This class meets every other day and is a requirement for any student wishing to complete the full IB Diploma. While there is no final externally assessed examination in this subject, students will be required to submit a comprehensively researched essay to the IB for external assessment. There is also an oral presentation by students in the 12th Grade year that further contributes to the IB Diploma. In addition, students will be assessed internally through written assignments, projects and other activities which will make up the quarter and semester grades.
The Extended Essay (EE), a 4000-word research paper in any IB subject, is another core requirement of Full Diploma Candidates. This essay is externally assessed, but managed through the TOK classes. Students will begin writing the EE in the second semester of the 11th Grade year, and complete it in the first semester of the 12th Grade Year. Grades associated with progress at various stages of the EE writing process will be awarded as part of the TOK class grade.
Students will be able to:
-Demonstrate an understanding of the strengths and limitations of various ‘Ways of Knowing’ and the methods used in the different ‘Areas of Knowledge’
-Make interdisciplinary connections
-Understand aspects of how knowledge works in the world
-Understand the strengths and limitations of individual and cultural perspectives and recognize bias
-Develop an appreciation for rigor and discipline required in formulating knowledge claims
-Appreciate the importance of intellectual honesty
-Express one’s ideas clearly in both oral and written form
-Demonstrate an understanding of how knowledge works in the world
Resources and Materials
While no single textbook is relied upon exclusively, various texts are used in this course, including but not limited to:
van de Lagemaat, Richard. Theory of Knowledge for the IB Diploma. Cambridge. CUP, 2005.
Davies, Martin and Sievers, Kenneth. The Nature of Knowing. Victoria. IBID Press, 2006.
Dombrowski, Eileen, et al. Theory of Knowledge Course Companion. Oxford. OUP, 2013
In addition, film clips articles from numerous sources are utilized.
Assessment and Grading
The most important criteria for success in TOK are participation and keeping up with the readings. Students should actively engage in class discussion and should be willing to share their points of view with the class. For this reason, a significant portion of the grade in TOK comes from class participation.
In addition, students will be assessed on essay writing, shorter pieces of writing, periodic quizzes (which will determine the level of assimilation material), presentations and project work.
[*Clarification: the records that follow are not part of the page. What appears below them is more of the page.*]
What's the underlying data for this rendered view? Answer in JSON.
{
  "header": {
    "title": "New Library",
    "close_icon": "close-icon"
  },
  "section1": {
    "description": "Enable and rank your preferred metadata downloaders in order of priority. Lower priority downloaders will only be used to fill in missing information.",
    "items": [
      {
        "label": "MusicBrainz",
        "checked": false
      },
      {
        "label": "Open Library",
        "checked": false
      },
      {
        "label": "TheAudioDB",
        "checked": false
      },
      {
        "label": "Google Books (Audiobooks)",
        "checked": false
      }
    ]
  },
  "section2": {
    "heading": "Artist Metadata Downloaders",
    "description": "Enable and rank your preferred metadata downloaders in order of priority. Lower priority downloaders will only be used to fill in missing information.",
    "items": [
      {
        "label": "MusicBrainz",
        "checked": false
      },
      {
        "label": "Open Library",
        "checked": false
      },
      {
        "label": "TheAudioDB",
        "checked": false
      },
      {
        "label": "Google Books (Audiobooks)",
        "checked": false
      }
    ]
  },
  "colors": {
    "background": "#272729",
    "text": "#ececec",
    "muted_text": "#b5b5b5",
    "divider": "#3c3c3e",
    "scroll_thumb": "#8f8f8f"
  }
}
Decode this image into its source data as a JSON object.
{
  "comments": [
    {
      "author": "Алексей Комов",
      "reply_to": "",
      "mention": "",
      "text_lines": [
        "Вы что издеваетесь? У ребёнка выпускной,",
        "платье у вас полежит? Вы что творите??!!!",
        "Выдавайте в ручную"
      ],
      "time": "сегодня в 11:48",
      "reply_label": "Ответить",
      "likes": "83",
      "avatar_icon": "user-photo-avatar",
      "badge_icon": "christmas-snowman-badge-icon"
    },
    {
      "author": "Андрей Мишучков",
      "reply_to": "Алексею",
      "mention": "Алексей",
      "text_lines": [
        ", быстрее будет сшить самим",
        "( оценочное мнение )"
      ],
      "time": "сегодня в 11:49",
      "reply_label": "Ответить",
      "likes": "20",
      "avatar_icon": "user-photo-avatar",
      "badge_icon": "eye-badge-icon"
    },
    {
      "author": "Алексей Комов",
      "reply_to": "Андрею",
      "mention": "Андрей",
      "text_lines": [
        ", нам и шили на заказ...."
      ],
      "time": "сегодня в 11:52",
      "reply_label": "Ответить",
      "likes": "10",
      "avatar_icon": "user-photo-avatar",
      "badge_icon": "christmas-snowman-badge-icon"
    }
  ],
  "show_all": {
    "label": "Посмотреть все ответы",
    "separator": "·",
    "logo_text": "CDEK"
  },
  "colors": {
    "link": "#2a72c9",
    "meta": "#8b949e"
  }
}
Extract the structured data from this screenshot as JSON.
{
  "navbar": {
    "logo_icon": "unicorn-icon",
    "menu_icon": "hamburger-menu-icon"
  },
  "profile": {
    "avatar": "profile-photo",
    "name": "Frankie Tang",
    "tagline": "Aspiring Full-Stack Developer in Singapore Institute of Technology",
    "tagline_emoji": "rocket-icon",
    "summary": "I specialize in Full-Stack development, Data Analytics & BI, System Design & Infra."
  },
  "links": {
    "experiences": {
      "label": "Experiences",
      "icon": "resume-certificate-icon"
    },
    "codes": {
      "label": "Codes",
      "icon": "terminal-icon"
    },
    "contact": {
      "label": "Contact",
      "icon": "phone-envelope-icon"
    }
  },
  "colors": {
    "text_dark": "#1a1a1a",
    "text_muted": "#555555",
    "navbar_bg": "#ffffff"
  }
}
The most significant assessments will be the IB TOK Essay and the IB TOK Presentation which are completed in the 12th Grade. The assessment criteria for these are set by the IBO and are distributed to students before they begin these tasks.